“They’re only doing incredibly safe designs that are, what do they call it, they basically cool down,” Wandler said. “They don’t take any exterior powers. They don’t have to have generators. They’re convection-cooled, so even if they were completely flooded, they’ll just stop and cool down naturally with no human intervention whatsoever.”
The designs are engineered to prevent incidents. And, with the smaller size, even if a problem did happen, it would be on a much smaller scale than a Fukushima or Chernobyl.
Getting in on the ground floor of building out this new vision for the nuclear power industry is one way L&H hopes to find a new niche and diversify.
“They need parts to put these things together,” Wandler said. “And then they need services to install and maintain them. That’s the supply chain part. So that’s how we’re going to keep jobs and keep growing manufacturing revenues.”
Making Smart Parts
But it’s not just nuclear and other energy industries where L&H is working to diversify.
The company also is working on so-called “smart” components, Roush told Cowboy State Daily.
These components will have sensors that “talk” to the data cloud, and then software analysis can help pinpoint from that data which parts are getting tired and run down.
“We have our first field test going on right now,” Roush said. “And it went off without a hitch. We really believe that that’s going to be the next thing that we’re diving into is making our components smarter.”
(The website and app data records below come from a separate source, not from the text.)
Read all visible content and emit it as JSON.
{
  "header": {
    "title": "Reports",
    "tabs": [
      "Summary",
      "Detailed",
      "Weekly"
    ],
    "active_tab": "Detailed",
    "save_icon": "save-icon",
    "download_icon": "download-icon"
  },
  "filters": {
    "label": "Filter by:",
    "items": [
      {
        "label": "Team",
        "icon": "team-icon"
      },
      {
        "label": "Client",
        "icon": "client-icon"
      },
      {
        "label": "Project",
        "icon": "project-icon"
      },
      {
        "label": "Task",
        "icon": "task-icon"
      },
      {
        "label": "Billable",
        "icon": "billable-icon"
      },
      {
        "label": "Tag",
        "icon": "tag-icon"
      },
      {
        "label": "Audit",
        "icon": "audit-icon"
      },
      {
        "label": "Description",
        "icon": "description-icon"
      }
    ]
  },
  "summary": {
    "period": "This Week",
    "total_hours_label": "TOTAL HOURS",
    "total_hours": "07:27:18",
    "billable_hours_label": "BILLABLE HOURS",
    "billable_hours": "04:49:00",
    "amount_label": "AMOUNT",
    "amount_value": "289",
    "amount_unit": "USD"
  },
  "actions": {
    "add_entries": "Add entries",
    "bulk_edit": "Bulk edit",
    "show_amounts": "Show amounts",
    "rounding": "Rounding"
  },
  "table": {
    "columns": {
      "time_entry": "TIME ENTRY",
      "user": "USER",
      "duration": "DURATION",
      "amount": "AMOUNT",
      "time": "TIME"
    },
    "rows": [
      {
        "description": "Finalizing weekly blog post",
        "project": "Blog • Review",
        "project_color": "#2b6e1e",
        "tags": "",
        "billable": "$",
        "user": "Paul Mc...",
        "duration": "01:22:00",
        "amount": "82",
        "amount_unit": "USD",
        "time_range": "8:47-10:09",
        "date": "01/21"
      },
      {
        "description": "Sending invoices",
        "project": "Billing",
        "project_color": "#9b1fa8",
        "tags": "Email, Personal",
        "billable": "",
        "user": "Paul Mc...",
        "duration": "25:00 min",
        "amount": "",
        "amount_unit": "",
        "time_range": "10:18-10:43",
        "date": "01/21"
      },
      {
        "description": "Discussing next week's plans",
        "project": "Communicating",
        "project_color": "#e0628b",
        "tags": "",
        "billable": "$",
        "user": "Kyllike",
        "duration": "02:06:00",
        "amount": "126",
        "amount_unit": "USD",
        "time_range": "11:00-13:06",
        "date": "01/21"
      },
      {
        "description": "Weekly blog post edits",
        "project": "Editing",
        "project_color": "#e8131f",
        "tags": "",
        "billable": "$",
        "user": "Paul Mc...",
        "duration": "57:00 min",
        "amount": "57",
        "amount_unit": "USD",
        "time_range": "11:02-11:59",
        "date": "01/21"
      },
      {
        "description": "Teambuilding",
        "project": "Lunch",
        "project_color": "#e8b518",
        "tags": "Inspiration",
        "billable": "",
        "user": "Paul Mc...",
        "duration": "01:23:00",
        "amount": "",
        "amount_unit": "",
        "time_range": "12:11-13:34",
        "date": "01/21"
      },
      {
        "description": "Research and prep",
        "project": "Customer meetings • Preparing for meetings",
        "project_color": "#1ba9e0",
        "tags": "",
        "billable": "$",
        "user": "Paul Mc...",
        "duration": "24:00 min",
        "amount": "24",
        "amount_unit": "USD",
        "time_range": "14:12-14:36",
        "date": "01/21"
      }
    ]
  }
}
While L&H’s current field test is geared toward mining components, the principles are generally applicable to all kinds of other mechanical components. Roush believes this will ultimately help the company diversify into other manufacturing sectors.
“We’ve got a platform that is, basically speaking, we’re going to shoot all this data and information backups to the cloud,” Roush said. “It’s available to the customer if, they, you know, if that machine goes bump in the night, then it alerts their phone or alerts whoever they want to direct it to.
“That way, proper maintenance can get in there and at a least trouble shoot.”